1 - The Circuit Board

For the purposes of this lab, OpenXC has provided the circuit board and components to make your own Retro Gauge. If you wish to modify your gauge or a friend wants to build their own, visit the GitHub repository to download the PCB schematics and use your favorite low-volume fab house to manufacture the gauge (see the resources at the bottom of the page for some suggestions).

The complete list of components required to build a Retro Gauge can also be found on GitHub in the BOM.

2 - Soldering Your PCB

Once you have your PCB and all of your materials, follow this Instructable on soldering all of the components the PCB.

When you're done soldering, it's a good idea to check all of the connections with a multimeter.

  • Check that the resistance across each of the resistors is correct (either 100 or 220 ohms). Make sure you're not just touching the edges of the resistor itself - put one multimeter probe in a via or at the other end of the trace, and the other probe touching the opposite end of the resistor.
  • Check that the shift register feet are all actually securely soldered to the pads. Put one multimeter probe on the very top of the leg (careful not to touch the solder or pad), and the other probe at the end of the trace (at a via or resistor).

3 - Flashing code on your PCB

Now that your circuit board is assembled, it is time to flash the firmware onto the Arduino. This requires an FTDI cable or adapter - follow this tutorial on flashing to get started.

Once you have the right cables attached, see the docs on compiling and flashing the Retro Gauge firmware.

4 - Testing the Gauge

After flashing the firmware, the gauge runs a self-test procedure that will show all possible digits on the display, show all colors on the LEDs and spin the motor a bit. This self-test happens every time it powers on and just takes a couple of seconds.

If you've checked all of your electrical connections, but the self-test still isn't perfect, here are some things to check:

  • Are the LEDs the wrong color or is one not lighting up? Check for a bad connection on one or two of the pads, which could case one of the colors to be not working.
  • Is an LED not lighting at all? Check that it's centered so the pads line up - it has to be fairly precise.
  • Are one or both of the digits stuck, no matter what you try and display? Check the shift registers.
  • Are one or both of the digits on the display incomplete, but you still see it trying to change? Check the 200 ohm resistors and their connection to the shift registers. Also try pulling the display up a tiny bit - the connection is a little flaky.

5 - Printing the Gauge Housing

Making your housing is as simple as downloading the .stl files from GitHub and printing at your local TechShop or hackerspace. If you do not have access to either one of these facilities, you can print the housing using a 3D fabrication house listed above.

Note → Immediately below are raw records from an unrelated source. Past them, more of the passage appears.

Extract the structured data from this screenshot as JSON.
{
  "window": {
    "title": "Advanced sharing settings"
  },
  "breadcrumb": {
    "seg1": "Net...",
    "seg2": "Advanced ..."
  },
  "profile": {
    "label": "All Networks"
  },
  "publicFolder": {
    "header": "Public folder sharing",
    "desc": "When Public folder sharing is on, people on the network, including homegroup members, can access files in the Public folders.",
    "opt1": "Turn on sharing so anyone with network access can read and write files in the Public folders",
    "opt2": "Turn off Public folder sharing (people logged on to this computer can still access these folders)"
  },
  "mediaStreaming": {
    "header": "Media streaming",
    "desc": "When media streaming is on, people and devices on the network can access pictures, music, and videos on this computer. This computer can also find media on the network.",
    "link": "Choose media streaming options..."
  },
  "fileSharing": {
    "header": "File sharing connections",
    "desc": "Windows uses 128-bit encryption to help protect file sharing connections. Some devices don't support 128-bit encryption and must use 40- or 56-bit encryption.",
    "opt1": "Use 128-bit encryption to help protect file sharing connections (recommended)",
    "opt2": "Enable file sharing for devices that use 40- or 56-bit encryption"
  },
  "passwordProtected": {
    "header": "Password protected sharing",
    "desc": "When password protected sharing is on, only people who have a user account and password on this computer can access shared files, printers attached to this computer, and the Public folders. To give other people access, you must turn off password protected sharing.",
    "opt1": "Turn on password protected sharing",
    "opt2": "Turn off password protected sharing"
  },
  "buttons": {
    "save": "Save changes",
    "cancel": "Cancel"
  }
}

6 - Build a Gauge Face

Simple Version

Equipment and Material Needed

  • Color Printer
  • Printer Paper or Weighted Paper (20lbs works well)

Download and print out the Gauge Face PDF file. Cut along the outline of the gauge and cut out the shaded area. If you want to make any modifications to the gauge face, you can download the gaugeFace.ai file and use it as a template.

Advanced Version

Equipment and Material Needed

  • Lasercam
  • Color Printer
  • 3/32” Acrylic Sheet
  • Multipurpose Adhesive (3M Super #77 works well)
  • Clear Transparent sheets
  • Weighted Paper (20lbs works well)

When we designed the gauge, we wanted to use tools that were commonly available in hobbyist spaces but also available to a tinkerer in his or her garage.

With this in mind, it is important to note that a gauge face can be made multiple ways. However, with the tools available at TechShop, we believe this is the easiest way to make one. The Lasercam makes cutting a breeze; however, it is not necessary, and the pattern could simply be cut by hand using a hobby knife.

Gauge face design

Using a photo editor like Photoshop or CorelDraw, design your gauge face. Make sure to download the GaugeFace.dxf from GitHub for the parameters of your design.

Applying a custom face

Print out the design on the weighted paper and also print a back square on the transparent. This will block the light from shining through the face in places that you do not want. Using the multipurpose adhesive, spray the back of the weighted paper and stick the black square over the gauge face. Do not worry about alignment, the lasercam will cut out the gauge face.

Pre-cutting acrylic

Align the paper on the lasercam and using gaugeFace.dxf, cut out the gauge face. You can add elements to the .dxf file if you wish to cut out numbers or 'tick' marks to allow light to shine through.

Tip: Create a rectangle on your design to use as a reference for setting up the paper on the lasercam. Using the laser pointer on the lasercam, you can reference your physical printed design with .dxf file for increased accuracy.

Cutting acrylic

Using the same DXF file, cut out the acrylic to create the backing for the gauge face.

Custom gauge face printout

Using the multipurpose adhesive, attach the gauge face design the to acrylic and voilà, you have your very own Retro Gauge face!

7 - Final Assembly

Finally, time to put all of the pieces together!

Major components for final assembly

Place the PCB in the housing and screw it together.

Custom face installed

Then place the gauge face on top of the PCB

Complete retro gauge

Your very first OpenXC Retro Gauge!